▶
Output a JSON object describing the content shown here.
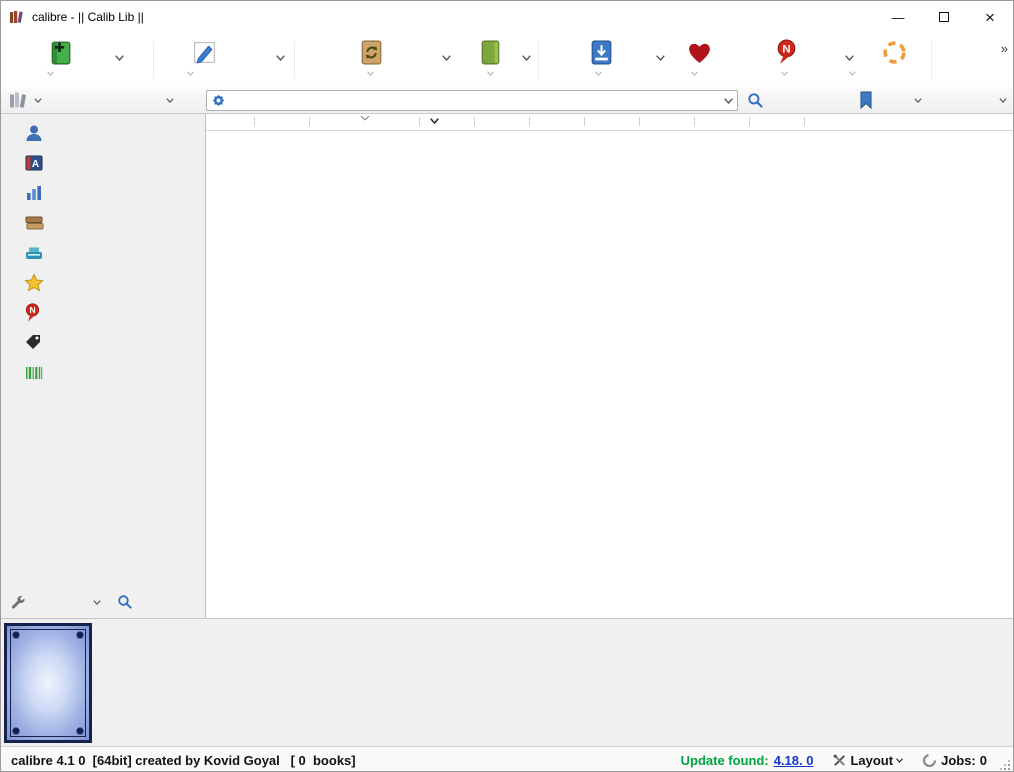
{
  "window": {
    "title": "calibre - || Calib Lib ||"
  },
  "window_controls": {
    "minimize_glyph": "—",
    "close_glyph": "×"
  },
  "toolbar": {
    "overflow_label": "»",
    "buttons": [
      {
        "id": "add-books",
        "icon": "add-books-icon",
        "has_menu": true
      },
      {
        "id": "edit-metadata",
        "icon": "edit-metadata-icon",
        "has_menu": true
      },
      {
        "id": "convert-books",
        "icon": "convert-books-icon",
        "has_menu": true
      },
      {
        "id": "view-book",
        "icon": "view-book-icon",
        "has_menu": true
      },
      {
        "id": "save-to-disk",
        "icon": "save-to-disk-icon",
        "has_menu": true
      },
      {
        "id": "donate",
        "icon": "donate-heart-icon",
        "has_menu": false
      },
      {
        "id": "fetch-news",
        "icon": "fetch-news-icon",
        "has_menu": true
      },
      {
        "id": "connect-share",
        "icon": "connect-share-icon",
        "has_menu": false
      }
    ]
  },
  "searchbar": {
    "library_switcher_icon": "library-books-icon",
    "gear_icon": "advanced-search-gear-icon",
    "search_value": "",
    "search_placeholder": "",
    "search_button_icon": "search-magnifier-icon",
    "saved_search_icon": "saved-search-bookmark-icon"
  },
  "sidebar": {
    "items": [
      {
        "id": "authors",
        "icon": "authors-icon"
      },
      {
        "id": "languages",
        "icon": "languages-icon"
      },
      {
        "id": "series",
        "icon": "series-icon"
      },
      {
        "id": "formats",
        "icon": "formats-icon"
      },
      {
        "id": "publisher",
        "icon": "publisher-icon"
      },
      {
        "id": "ratings",
        "icon": "ratings-star-icon"
      },
      {
        "id": "news",
        "icon": "news-icon"
      },
      {
        "id": "tags",
        "icon": "tags-icon"
      },
      {
        "id": "identifiers",
        "icon": "identifiers-barcode-icon"
      }
    ],
    "footer": {
      "configure_icon": "configure-wrench-icon",
      "find_icon": "find-magnifier-icon"
    }
  },
  "booklist": {
    "columns": [
      "",
      "",
      "",
      "",
      "",
      "",
      "",
      "",
      "",
      ""
    ]
  },
  "statusbar": {
    "left_text": "calibre 4.1 0  [64bit] created by Kovid Goyal   [ 0  books]",
    "update_label": "Update found:",
    "update_version_link": "4.18. 0",
    "layout_label": "Layout",
    "jobs_label": "Jobs:",
    "jobs_count": "0"
  },
  "colors": {
    "accent_blue": "#2f6fc1",
    "update_green": "#00a33e",
    "link_blue": "#1336c9",
    "heart_red": "#b1131a",
    "news_red": "#d1281e",
    "connect_orange": "#ef9b3f"
  }
}
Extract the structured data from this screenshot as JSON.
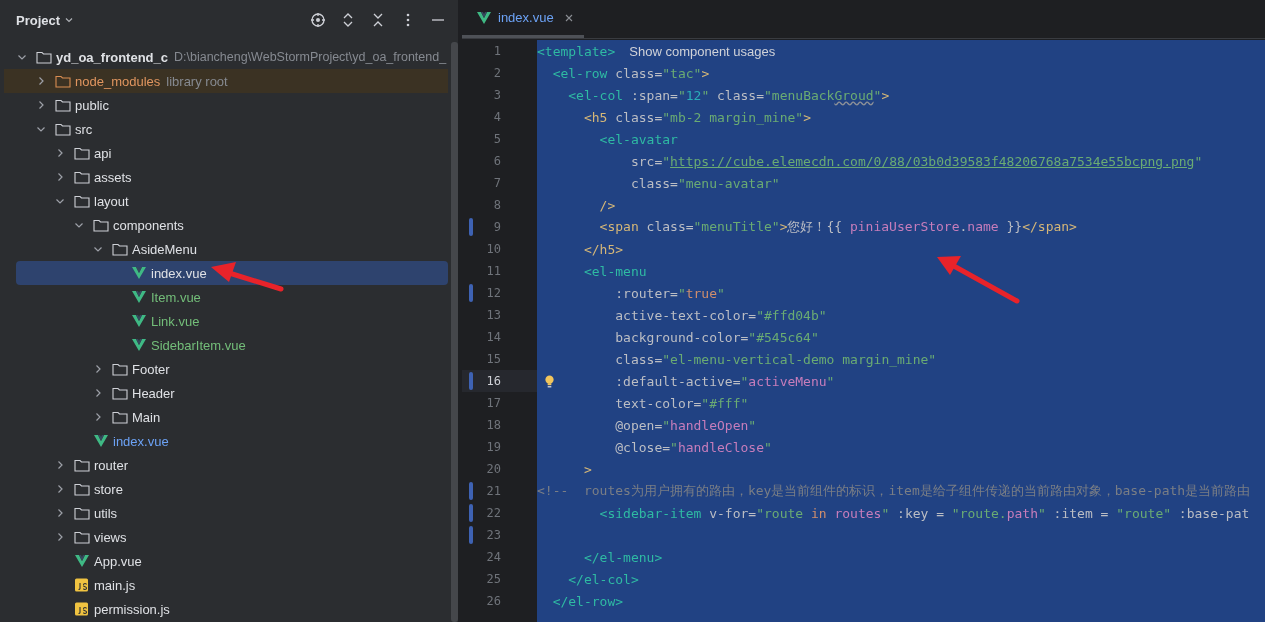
{
  "project_panel": {
    "title": "Project",
    "tree": [
      {
        "name": "yd_oa_frontend_c",
        "path": "D:\\biancheng\\WebStormProject\\yd_oa_frontend_",
        "kind": "folder",
        "expanded": true,
        "selected": false,
        "children": [
          {
            "name": "node_modules",
            "note": "library root",
            "kind": "library",
            "expanded": false,
            "selected": false
          },
          {
            "name": "public",
            "kind": "folder",
            "expanded": false,
            "selected": false
          },
          {
            "name": "src",
            "kind": "folder",
            "expanded": true,
            "selected": false,
            "children": [
              {
                "name": "api",
                "kind": "folder",
                "expanded": false,
                "selected": false
              },
              {
                "name": "assets",
                "kind": "folder",
                "expanded": false,
                "selected": false
              },
              {
                "name": "layout",
                "kind": "folder",
                "expanded": true,
                "selected": false,
                "children": [
                  {
                    "name": "components",
                    "kind": "folder",
                    "expanded": true,
                    "selected": false,
                    "children": [
                      {
                        "name": "AsideMenu",
                        "kind": "folder",
                        "expanded": true,
                        "selected": false,
                        "children": [
                          {
                            "name": "index.vue",
                            "kind": "vue",
                            "color": "#dfe1e5",
                            "selected": true
                          },
                          {
                            "name": "Item.vue",
                            "kind": "vue",
                            "color": "#73bd79",
                            "selected": false
                          },
                          {
                            "name": "Link.vue",
                            "kind": "vue",
                            "color": "#73bd79",
                            "selected": false
                          },
                          {
                            "name": "SidebarItem.vue",
                            "kind": "vue",
                            "color": "#73bd79",
                            "selected": false
                          }
                        ]
                      },
                      {
                        "name": "Footer",
                        "kind": "folder",
                        "expanded": false,
                        "selected": false
                      },
                      {
                        "name": "Header",
                        "kind": "folder",
                        "expanded": false,
                        "selected": false
                      },
                      {
                        "name": "Main",
                        "kind": "folder",
                        "expanded": false,
                        "selected": false
                      }
                    ]
                  },
                  {
                    "name": "index.vue",
                    "kind": "vue",
                    "color": "#6ca2f5",
                    "selected": false
                  }
                ]
              },
              {
                "name": "router",
                "kind": "folder",
                "expanded": false,
                "selected": false
              },
              {
                "name": "store",
                "kind": "folder",
                "expanded": false,
                "selected": false
              },
              {
                "name": "utils",
                "kind": "folder",
                "expanded": false,
                "selected": false
              },
              {
                "name": "views",
                "kind": "folder",
                "expanded": false,
                "selected": false
              },
              {
                "name": "App.vue",
                "kind": "vue",
                "color": "#dfe1e5",
                "selected": false
              },
              {
                "name": "main.js",
                "kind": "js",
                "color": "#dfe1e5",
                "selected": false
              },
              {
                "name": "permission.js",
                "kind": "js",
                "color": "#dfe1e5",
                "selected": false
              }
            ]
          }
        ]
      }
    ]
  },
  "editor": {
    "tabs": [
      {
        "label": "index.vue",
        "selected": true
      }
    ],
    "lines": [
      {
        "number": "1",
        "changed": false,
        "current": false,
        "tokens": [
          {
            "kind": "comp",
            "text": "<template>"
          }
        ],
        "hint": "Show component usages"
      },
      {
        "number": "2",
        "changed": false,
        "current": false,
        "tokens": [
          {
            "kind": "comp",
            "text": "  <el-row"
          },
          {
            "kind": "attr",
            "text": " class="
          },
          {
            "kind": "str",
            "text": "\"tac\""
          },
          {
            "kind": "br",
            "text": ">"
          }
        ]
      },
      {
        "number": "3",
        "changed": false,
        "current": false,
        "tokens": [
          {
            "kind": "comp",
            "text": "    <el-col"
          },
          {
            "kind": "attr",
            "text": " :span="
          },
          {
            "kind": "str",
            "text": "\""
          },
          {
            "kind": "num",
            "text": "12"
          },
          {
            "kind": "str",
            "text": "\""
          },
          {
            "kind": "attr",
            "text": " class="
          },
          {
            "kind": "str",
            "text": "\"menuBack"
          },
          {
            "kind": "typo",
            "text": "Groud"
          },
          {
            "kind": "str",
            "text": "\""
          },
          {
            "kind": "br",
            "text": ">"
          }
        ]
      },
      {
        "number": "4",
        "changed": false,
        "current": false,
        "tokens": [
          {
            "kind": "br",
            "text": "      <h5"
          },
          {
            "kind": "attr",
            "text": " class="
          },
          {
            "kind": "str",
            "text": "\"mb-2 margin_mine\""
          },
          {
            "kind": "br",
            "text": ">"
          }
        ]
      },
      {
        "number": "5",
        "changed": false,
        "current": false,
        "tokens": [
          {
            "kind": "comp",
            "text": "        <el-avatar"
          }
        ]
      },
      {
        "number": "6",
        "changed": false,
        "current": false,
        "tokens": [
          {
            "kind": "attr",
            "text": "            src="
          },
          {
            "kind": "str",
            "text": "\""
          },
          {
            "kind": "url",
            "text": "https://cube.elemecdn.com/0/88/03b0d39583f48206768a7534e55bcpng.png"
          },
          {
            "kind": "str",
            "text": "\""
          }
        ]
      },
      {
        "number": "7",
        "changed": false,
        "current": false,
        "tokens": [
          {
            "kind": "attr",
            "text": "            class="
          },
          {
            "kind": "str",
            "text": "\"menu-avatar\""
          }
        ]
      },
      {
        "number": "8",
        "changed": false,
        "current": false,
        "tokens": [
          {
            "kind": "br",
            "text": "        />"
          }
        ]
      },
      {
        "number": "9",
        "changed": true,
        "current": false,
        "tokens": [
          {
            "kind": "br",
            "text": "        <span"
          },
          {
            "kind": "attr",
            "text": " class="
          },
          {
            "kind": "str",
            "text": "\"menuTitle\""
          },
          {
            "kind": "br",
            "text": ">"
          },
          {
            "kind": "text",
            "text": "您好！{{ "
          },
          {
            "kind": "var",
            "text": "piniaUserStore"
          },
          {
            "kind": "text",
            "text": "."
          },
          {
            "kind": "var",
            "text": "name"
          },
          {
            "kind": "text",
            "text": " }}"
          },
          {
            "kind": "br",
            "text": "</span>"
          }
        ]
      },
      {
        "number": "10",
        "changed": false,
        "current": false,
        "tokens": [
          {
            "kind": "br",
            "text": "      </h5>"
          }
        ]
      },
      {
        "number": "11",
        "changed": false,
        "current": false,
        "tokens": [
          {
            "kind": "comp",
            "text": "      <el-menu"
          }
        ]
      },
      {
        "number": "12",
        "changed": true,
        "current": false,
        "tokens": [
          {
            "kind": "attr",
            "text": "          :router="
          },
          {
            "kind": "str",
            "text": "\""
          },
          {
            "kind": "kw",
            "text": "true"
          },
          {
            "kind": "str",
            "text": "\""
          }
        ]
      },
      {
        "number": "13",
        "changed": false,
        "current": false,
        "tokens": [
          {
            "kind": "attr",
            "text": "          active-text-color="
          },
          {
            "kind": "str",
            "text": "\"#ffd04b\""
          }
        ]
      },
      {
        "number": "14",
        "changed": false,
        "current": false,
        "tokens": [
          {
            "kind": "attr",
            "text": "          background-color="
          },
          {
            "kind": "str",
            "text": "\"#545c64\""
          }
        ]
      },
      {
        "number": "15",
        "changed": false,
        "current": false,
        "tokens": [
          {
            "kind": "attr",
            "text": "          class="
          },
          {
            "kind": "str",
            "text": "\"el-menu-vertical-demo margin_mine\""
          }
        ]
      },
      {
        "number": "16",
        "changed": true,
        "current": true,
        "tokens": [
          {
            "kind": "attr",
            "text": "          :default-active="
          },
          {
            "kind": "str",
            "text": "\""
          },
          {
            "kind": "var",
            "text": "activeMenu"
          },
          {
            "kind": "str",
            "text": "\""
          }
        ]
      },
      {
        "number": "17",
        "changed": false,
        "current": false,
        "tokens": [
          {
            "kind": "attr",
            "text": "          text-color="
          },
          {
            "kind": "str",
            "text": "\"#fff\""
          }
        ]
      },
      {
        "number": "18",
        "changed": false,
        "current": false,
        "tokens": [
          {
            "kind": "attr",
            "text": "          @open="
          },
          {
            "kind": "str",
            "text": "\""
          },
          {
            "kind": "var",
            "text": "handleOpen"
          },
          {
            "kind": "str",
            "text": "\""
          }
        ]
      },
      {
        "number": "19",
        "changed": false,
        "current": false,
        "tokens": [
          {
            "kind": "attr",
            "text": "          @close="
          },
          {
            "kind": "str",
            "text": "\""
          },
          {
            "kind": "var",
            "text": "handleClose"
          },
          {
            "kind": "str",
            "text": "\""
          }
        ]
      },
      {
        "number": "20",
        "changed": false,
        "current": false,
        "tokens": [
          {
            "kind": "br",
            "text": "      >"
          }
        ]
      },
      {
        "number": "21",
        "changed": true,
        "current": false,
        "tokens": [
          {
            "kind": "comment",
            "text": "<!--  routes为用户拥有的路由，key是当前组件的标识，item是给子组件传递的当前路由对象，base-path是当前路由"
          }
        ]
      },
      {
        "number": "22",
        "changed": true,
        "current": false,
        "tokens": [
          {
            "kind": "comp",
            "text": "        <sidebar-item"
          },
          {
            "kind": "attr",
            "text": " v-for="
          },
          {
            "kind": "str",
            "text": "\"route "
          },
          {
            "kind": "kw",
            "text": "in"
          },
          {
            "kind": "var",
            "text": " routes"
          },
          {
            "kind": "str",
            "text": "\""
          },
          {
            "kind": "attr",
            "text": " :key = "
          },
          {
            "kind": "str",
            "text": "\"route."
          },
          {
            "kind": "var",
            "text": "path"
          },
          {
            "kind": "str",
            "text": "\""
          },
          {
            "kind": "attr",
            "text": " :item = "
          },
          {
            "kind": "str",
            "text": "\"route\""
          },
          {
            "kind": "attr",
            "text": " :base-pat"
          }
        ]
      },
      {
        "number": "23",
        "changed": true,
        "current": false
      },
      {
        "number": "24",
        "changed": false,
        "current": false,
        "tokens": [
          {
            "kind": "comp",
            "text": "      </el-menu>"
          }
        ]
      },
      {
        "number": "25",
        "changed": false,
        "current": false,
        "tokens": [
          {
            "kind": "comp",
            "text": "    </el-col>"
          }
        ]
      },
      {
        "number": "26",
        "changed": false,
        "current": false,
        "tokens": [
          {
            "kind": "comp",
            "text": "  </el-row>"
          }
        ]
      }
    ]
  }
}
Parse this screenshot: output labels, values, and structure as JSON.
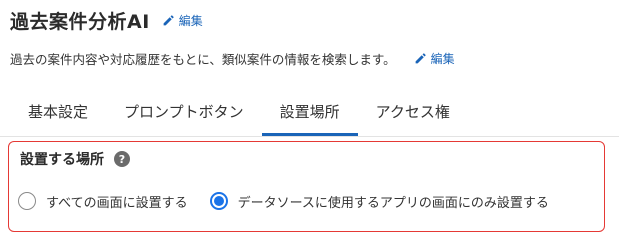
{
  "header": {
    "title": "過去案件分析AI",
    "title_edit_label": "編集"
  },
  "description": {
    "text": "過去の案件内容や対応履歴をもとに、類似案件の情報を検索します。",
    "edit_label": "編集"
  },
  "tabs": [
    {
      "label": "基本設定",
      "active": false
    },
    {
      "label": "プロンプトボタン",
      "active": false
    },
    {
      "label": "設置場所",
      "active": true
    },
    {
      "label": "アクセス権",
      "active": false
    }
  ],
  "location_section": {
    "title": "設置する場所",
    "help_icon": "?",
    "options": [
      {
        "label": "すべての画面に設置する",
        "selected": false
      },
      {
        "label": "データソースに使用するアプリの画面にのみ設置する",
        "selected": true
      }
    ]
  },
  "colors": {
    "accent": "#1a64b8",
    "radio_selected": "#1a73e8",
    "highlight_border": "#e53935"
  },
  "icons": {
    "edit": "pencil-icon",
    "help": "question-circle-icon"
  }
}
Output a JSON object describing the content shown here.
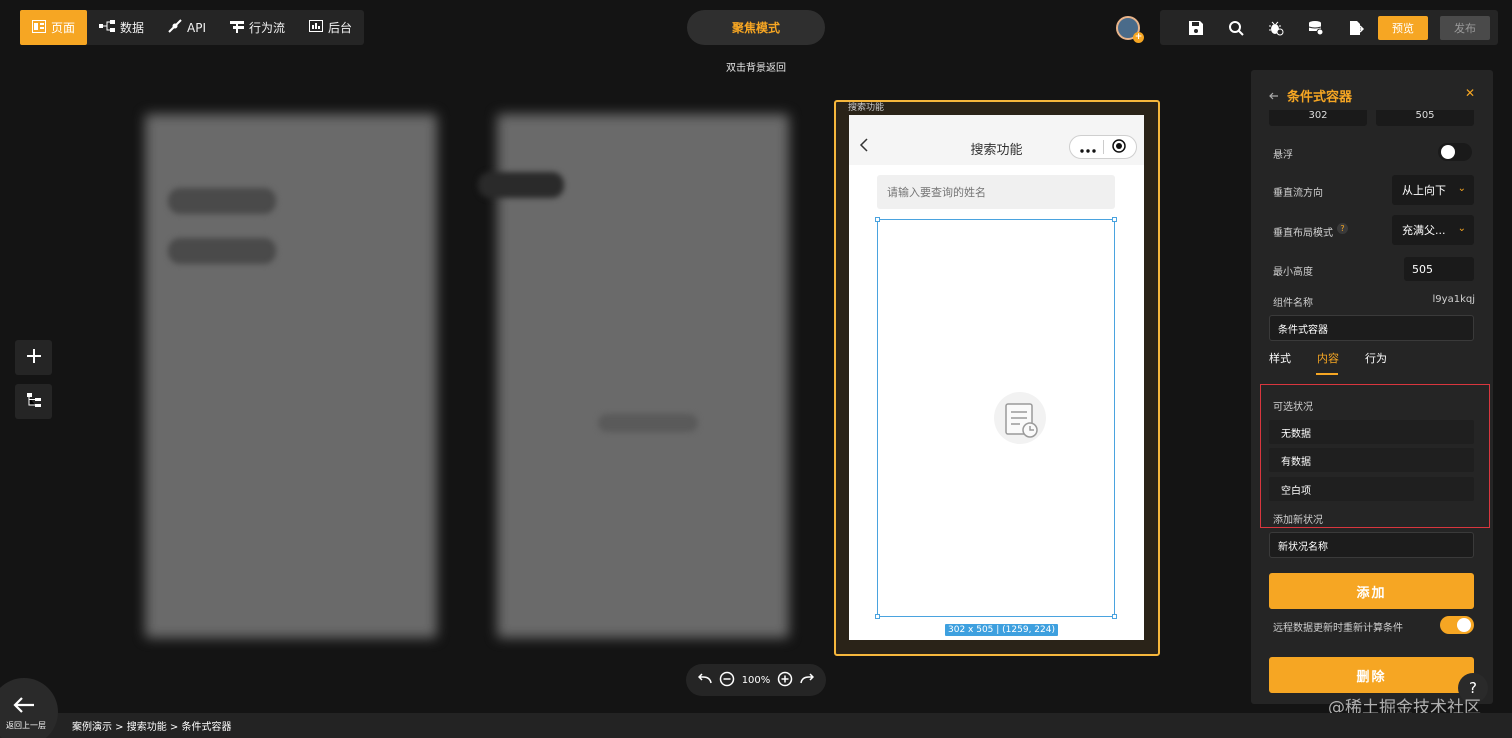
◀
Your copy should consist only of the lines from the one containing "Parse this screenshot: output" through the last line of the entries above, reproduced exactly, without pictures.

● **OUTPUT FOR THIS EXERCISE**
Parse this screenshot: output labels, values, and structure as JSON.
{
  "header": {
    "title": "過去案件分析AI",
    "title_edit_label": "編集"
  },
  "description": {
    "text": "過去の案件内容や対応履歴をもとに、類似案件の情報を検索します。",
    "edit_label": "編集"
  },
  "tabs": [
    {
      "label": "基本設定",
      "active": false
    },
    {
      "label": "プロンプトボタン",
      "active": false
    },
    {
      "label": "設置場所",
      "active": true
    },
    {
      "label": "アクセス権",
      "active": false
    }
  ],
  "location_section": {
    "title": "設置する場所",
    "help_icon": "?",
    "options": [
      {
        "label": "すべての画面に設置する",
        "selected": false
      },
      {
        "label": "データソースに使用するアプリの画面にのみ設置する",
        "selected": true
      }
    ]
  },
  "colors": {
    "accent": "#1a64b8",
    "radio_selected": "#1a73e8",
    "highlight_border": "#e53935"
  },
  "icons": {
    "edit": "pencil-icon",
    "help": "question-circle-icon"
  }
}
Output a JSON object describing the content shown here.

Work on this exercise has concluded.